To give voice to these practices as they exist in community, I asked Sophia to explain to the group her experience of making art. Then I introduced the visualization exercise. Those in the workshop made drawings of the images that they saw in their boxes. Then they turned their images into paintings. They made art that gave voice to their experiences of divine revelation. This giving-voice was most palpable during the time set aside for testimony at the end of the workshop. Testimony, according to feminist theologians, gives voice to women’s experiences and is vital to realizing their agency as actors and creators. One woman described how she had had in her mind earlier that week an image of Jesus sitting at the end of her bed. When she visualized Jesus holding a box, she saw water and felt like Jesus wanted her to jump into the cool water and enjoy it with him. This description accompanied a painting she had made of rings of ripples of water. Another women made an image of a huge wave with an unexpected meaning. She described it as representing God’s peace that is more powerful than any other force.

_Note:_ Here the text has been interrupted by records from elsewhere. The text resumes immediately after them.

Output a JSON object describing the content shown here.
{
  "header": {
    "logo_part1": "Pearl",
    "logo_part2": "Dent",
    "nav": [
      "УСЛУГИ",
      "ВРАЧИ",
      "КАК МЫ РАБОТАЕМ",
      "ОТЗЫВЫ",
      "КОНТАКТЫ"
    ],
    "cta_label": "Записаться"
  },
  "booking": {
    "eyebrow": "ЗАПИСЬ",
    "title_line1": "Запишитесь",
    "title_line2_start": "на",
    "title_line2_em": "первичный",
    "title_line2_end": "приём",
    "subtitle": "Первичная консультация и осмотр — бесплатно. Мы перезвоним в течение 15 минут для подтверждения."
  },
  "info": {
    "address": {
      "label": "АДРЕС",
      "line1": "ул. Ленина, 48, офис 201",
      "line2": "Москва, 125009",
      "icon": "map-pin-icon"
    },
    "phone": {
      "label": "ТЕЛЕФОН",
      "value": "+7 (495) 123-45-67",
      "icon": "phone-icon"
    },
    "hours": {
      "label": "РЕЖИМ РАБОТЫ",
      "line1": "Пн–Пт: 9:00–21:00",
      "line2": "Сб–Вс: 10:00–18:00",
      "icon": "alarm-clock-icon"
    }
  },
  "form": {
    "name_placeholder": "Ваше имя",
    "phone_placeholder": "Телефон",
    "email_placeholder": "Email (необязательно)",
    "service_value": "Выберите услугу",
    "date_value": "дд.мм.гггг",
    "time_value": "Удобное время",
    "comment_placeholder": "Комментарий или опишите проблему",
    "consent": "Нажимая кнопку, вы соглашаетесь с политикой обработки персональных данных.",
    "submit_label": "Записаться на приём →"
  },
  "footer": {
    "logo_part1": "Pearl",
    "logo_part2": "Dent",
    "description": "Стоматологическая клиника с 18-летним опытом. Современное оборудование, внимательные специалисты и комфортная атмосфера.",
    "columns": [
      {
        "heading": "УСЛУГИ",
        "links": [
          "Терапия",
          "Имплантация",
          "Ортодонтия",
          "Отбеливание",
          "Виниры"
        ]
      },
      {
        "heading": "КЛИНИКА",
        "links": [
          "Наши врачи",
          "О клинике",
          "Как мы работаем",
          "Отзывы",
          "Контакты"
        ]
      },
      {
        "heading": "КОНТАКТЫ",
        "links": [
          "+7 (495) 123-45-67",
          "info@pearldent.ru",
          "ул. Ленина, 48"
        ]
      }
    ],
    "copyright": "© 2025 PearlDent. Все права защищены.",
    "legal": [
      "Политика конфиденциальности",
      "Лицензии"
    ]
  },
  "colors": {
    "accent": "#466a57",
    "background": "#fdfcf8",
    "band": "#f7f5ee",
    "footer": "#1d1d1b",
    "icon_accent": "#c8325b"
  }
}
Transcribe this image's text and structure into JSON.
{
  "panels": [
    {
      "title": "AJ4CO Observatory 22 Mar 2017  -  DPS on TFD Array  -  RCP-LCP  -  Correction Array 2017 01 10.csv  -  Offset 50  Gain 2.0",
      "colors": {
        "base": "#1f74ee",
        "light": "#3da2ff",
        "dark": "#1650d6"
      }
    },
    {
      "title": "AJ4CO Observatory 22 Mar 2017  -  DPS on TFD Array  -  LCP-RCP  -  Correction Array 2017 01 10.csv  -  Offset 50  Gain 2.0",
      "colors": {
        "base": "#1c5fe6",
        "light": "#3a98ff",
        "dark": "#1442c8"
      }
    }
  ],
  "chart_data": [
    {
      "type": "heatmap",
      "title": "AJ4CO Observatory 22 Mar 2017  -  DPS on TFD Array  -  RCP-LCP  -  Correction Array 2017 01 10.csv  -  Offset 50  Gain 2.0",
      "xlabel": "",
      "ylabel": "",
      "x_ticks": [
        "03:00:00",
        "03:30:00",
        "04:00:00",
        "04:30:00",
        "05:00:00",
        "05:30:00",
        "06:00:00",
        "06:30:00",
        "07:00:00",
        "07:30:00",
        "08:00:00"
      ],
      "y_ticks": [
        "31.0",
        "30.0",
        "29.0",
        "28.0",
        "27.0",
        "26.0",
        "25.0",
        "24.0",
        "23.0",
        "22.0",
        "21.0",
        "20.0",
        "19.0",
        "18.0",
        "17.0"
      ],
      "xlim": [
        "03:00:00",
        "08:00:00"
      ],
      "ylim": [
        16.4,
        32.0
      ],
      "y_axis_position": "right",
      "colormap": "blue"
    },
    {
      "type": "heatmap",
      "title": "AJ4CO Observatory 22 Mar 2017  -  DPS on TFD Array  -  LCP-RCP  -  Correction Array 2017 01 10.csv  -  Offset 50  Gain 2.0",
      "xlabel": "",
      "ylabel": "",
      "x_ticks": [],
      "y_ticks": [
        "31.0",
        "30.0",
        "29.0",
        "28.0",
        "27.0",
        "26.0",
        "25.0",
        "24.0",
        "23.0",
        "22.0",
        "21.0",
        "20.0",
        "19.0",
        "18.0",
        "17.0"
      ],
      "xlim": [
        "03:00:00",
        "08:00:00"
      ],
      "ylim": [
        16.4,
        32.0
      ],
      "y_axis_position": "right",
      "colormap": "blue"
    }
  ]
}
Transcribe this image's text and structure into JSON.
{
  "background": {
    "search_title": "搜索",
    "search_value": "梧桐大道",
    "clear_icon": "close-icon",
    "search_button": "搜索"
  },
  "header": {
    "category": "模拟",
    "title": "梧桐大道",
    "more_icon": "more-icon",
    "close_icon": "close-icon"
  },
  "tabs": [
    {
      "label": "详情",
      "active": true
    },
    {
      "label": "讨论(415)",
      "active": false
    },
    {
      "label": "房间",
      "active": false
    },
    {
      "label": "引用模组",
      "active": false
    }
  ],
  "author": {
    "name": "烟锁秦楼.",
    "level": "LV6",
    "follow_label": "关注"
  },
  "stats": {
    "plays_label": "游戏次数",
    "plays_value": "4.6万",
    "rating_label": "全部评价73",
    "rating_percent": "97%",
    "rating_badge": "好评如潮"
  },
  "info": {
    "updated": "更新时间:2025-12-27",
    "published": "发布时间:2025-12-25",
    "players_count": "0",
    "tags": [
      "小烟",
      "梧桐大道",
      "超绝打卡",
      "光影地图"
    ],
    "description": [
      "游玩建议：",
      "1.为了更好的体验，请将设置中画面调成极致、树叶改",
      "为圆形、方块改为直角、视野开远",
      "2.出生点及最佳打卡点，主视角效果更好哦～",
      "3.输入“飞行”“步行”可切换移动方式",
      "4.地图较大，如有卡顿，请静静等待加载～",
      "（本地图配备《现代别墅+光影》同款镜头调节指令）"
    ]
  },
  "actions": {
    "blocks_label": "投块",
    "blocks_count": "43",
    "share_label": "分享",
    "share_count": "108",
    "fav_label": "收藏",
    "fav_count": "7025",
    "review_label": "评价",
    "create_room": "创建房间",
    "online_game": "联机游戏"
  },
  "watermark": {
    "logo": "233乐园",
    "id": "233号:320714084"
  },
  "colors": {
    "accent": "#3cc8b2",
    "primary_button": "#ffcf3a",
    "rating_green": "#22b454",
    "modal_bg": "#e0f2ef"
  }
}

Because they understand their theological reflections on their experiences as God-given, divine power validates the agency of these women’s voices. Another woman shared a profound encounter with divine power during the visualization exercise. As soon as she saw Jesus standing before her in her mind’s eye, she felt his pardon and forgiveness. When she opened the box she saw a cross radiating light. She made a painting of that cross and wept when she shared it with the group. Another woman also cried when she described the image she saw of herself in a lush garden basking in the warm rays of sun that represented God’s presence. One boy explained how his painting showed him participating in a worship band in the future and another painted a sunset as a representation of God’s love. The visualization and painting opened them up to an encounter with God and gave voice to their experience of God.
Testimony gives agency to underrepresented voices. In this case, women and kids told testimonies of how God spoke through creativity and metaphor. If creativity gives narrative unity to our lives, then they told stories that are a form of transforming and constructing their lived experience. Not only did God speak to people individually, but sharing their testimonies brought them face to face with the human other. John Wall argues that the human capacity for creativity and engagement with difference is the basis for the human ability to engage the human other, opening us up to their needs. Wall’s goal is to reconnect poetics with ethics. For Wall, the goal of our imaginative creativity is to envision an ever more inclusive community. He says, quoted by Heather Walton,
This form of moral creativity…imagines otherness in order to further imagine self and other ever more radically in common. In the image of our Creator who drew chaos into form and light…we are capable of creating moral community amid difference however impossible such a task in fact appears. (2005: 60) – 179
In giving theological meaning to the images that they saw, these women contributed to building a community based in shared experience and theology. The art-making through prayer is a process of finding voice that happens independent other leaders, male or otherwise. But just, equitable community only exists when the other’s voice is not subsumed into the totalizing horizon of those in power, something for which we all must continue to strive.